* [PROMPT]: From the data below, copy each line that includes the word "content".

━━━━━ EXTRACTED DATA ━━━━━

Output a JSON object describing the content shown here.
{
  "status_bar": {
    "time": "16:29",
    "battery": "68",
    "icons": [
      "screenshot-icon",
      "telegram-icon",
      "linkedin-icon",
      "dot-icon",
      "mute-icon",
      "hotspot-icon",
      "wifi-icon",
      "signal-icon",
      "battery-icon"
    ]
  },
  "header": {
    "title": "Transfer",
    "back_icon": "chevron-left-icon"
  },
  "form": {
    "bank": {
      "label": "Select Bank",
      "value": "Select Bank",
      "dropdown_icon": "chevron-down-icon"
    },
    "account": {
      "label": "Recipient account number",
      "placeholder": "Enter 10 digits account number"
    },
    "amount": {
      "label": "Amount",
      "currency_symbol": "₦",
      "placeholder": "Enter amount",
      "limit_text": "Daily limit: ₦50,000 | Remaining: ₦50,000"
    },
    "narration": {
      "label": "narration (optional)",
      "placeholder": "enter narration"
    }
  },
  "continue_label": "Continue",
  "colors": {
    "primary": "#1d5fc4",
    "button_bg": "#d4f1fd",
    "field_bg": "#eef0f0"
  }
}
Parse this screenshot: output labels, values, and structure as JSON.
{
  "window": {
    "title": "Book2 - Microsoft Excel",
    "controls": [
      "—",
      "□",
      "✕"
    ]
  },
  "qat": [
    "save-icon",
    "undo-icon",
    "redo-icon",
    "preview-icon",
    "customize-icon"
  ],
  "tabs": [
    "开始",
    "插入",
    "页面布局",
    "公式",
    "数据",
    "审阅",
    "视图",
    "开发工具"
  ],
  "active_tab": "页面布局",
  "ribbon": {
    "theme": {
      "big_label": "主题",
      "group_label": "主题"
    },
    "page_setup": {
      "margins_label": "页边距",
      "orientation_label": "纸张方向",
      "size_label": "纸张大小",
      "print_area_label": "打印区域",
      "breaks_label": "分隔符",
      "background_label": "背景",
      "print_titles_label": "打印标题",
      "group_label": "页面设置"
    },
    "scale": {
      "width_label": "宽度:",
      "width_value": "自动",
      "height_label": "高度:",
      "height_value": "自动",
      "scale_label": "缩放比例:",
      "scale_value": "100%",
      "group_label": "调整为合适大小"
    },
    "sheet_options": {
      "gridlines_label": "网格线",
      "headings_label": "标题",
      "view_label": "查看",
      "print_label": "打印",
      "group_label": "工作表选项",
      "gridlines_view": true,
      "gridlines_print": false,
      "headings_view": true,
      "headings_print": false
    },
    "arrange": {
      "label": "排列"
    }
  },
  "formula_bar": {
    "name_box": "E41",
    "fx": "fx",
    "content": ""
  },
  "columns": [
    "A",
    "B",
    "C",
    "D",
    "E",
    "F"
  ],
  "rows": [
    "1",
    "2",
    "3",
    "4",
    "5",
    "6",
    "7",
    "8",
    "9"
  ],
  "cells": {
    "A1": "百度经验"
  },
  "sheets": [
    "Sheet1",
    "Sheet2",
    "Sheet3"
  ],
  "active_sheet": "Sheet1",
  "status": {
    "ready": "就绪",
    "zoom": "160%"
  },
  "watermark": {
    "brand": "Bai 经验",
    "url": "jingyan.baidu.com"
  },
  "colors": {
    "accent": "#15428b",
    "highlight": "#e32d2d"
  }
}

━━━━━
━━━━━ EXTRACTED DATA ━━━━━

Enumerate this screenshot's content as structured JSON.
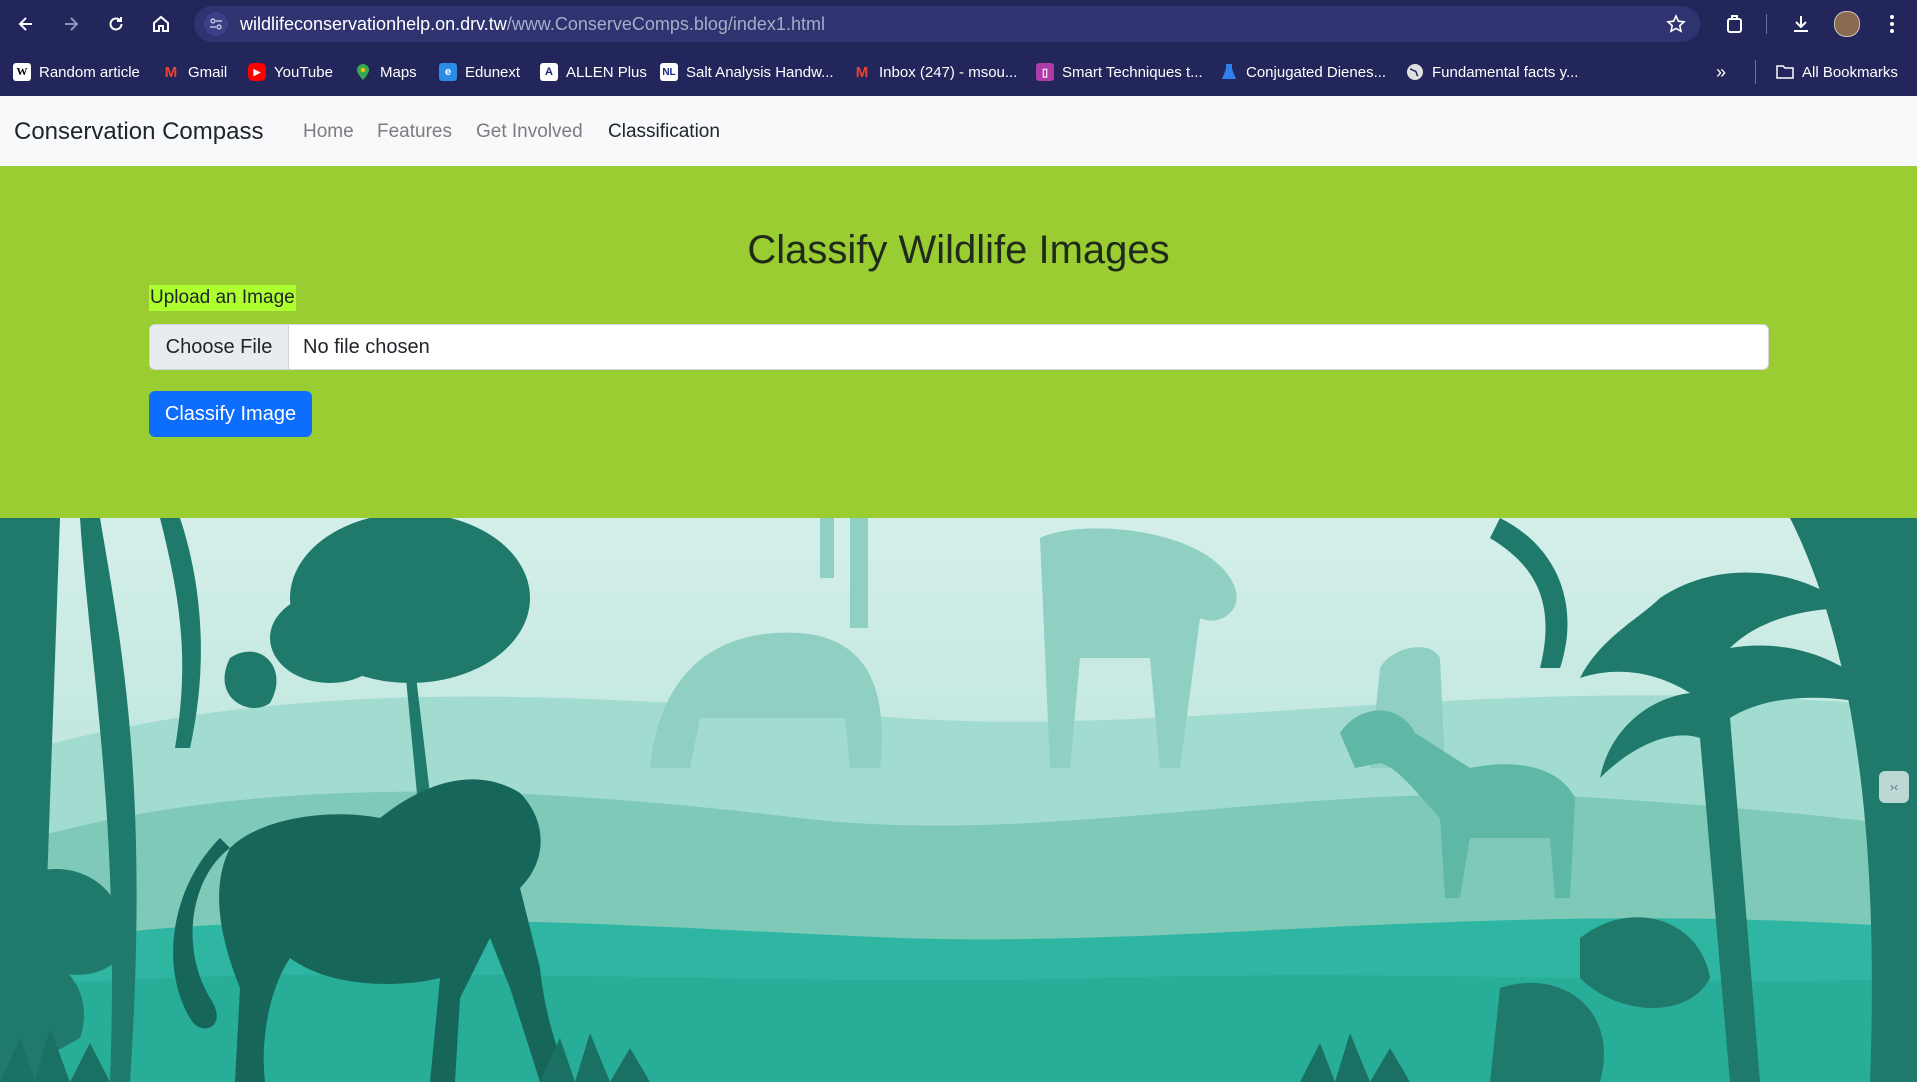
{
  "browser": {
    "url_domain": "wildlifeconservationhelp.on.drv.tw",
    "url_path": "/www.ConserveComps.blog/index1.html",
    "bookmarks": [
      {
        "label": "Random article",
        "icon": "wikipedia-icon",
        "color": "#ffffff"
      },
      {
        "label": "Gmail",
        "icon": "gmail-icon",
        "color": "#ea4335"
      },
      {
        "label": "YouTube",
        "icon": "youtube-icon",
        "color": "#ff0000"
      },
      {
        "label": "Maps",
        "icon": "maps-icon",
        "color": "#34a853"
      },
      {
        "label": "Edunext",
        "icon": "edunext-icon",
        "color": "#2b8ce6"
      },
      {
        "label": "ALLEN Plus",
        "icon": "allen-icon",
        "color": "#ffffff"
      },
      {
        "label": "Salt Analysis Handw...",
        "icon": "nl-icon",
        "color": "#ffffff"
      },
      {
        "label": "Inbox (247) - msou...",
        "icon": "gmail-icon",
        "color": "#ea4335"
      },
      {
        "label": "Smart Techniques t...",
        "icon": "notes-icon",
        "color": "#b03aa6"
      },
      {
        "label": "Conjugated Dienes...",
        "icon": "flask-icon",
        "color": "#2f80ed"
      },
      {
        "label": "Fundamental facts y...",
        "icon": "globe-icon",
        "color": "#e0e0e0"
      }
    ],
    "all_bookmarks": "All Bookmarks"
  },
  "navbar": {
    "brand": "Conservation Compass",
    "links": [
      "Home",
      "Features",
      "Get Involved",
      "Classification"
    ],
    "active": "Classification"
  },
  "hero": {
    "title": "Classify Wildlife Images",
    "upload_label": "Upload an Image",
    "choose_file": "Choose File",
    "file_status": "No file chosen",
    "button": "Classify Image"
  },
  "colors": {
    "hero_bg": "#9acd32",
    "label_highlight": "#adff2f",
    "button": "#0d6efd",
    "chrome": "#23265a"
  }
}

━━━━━

* [SOLUTION]:
Output a JSON object describing the content shown here.
    "content": ""
Enumerate this screenshot's content as structured JSON.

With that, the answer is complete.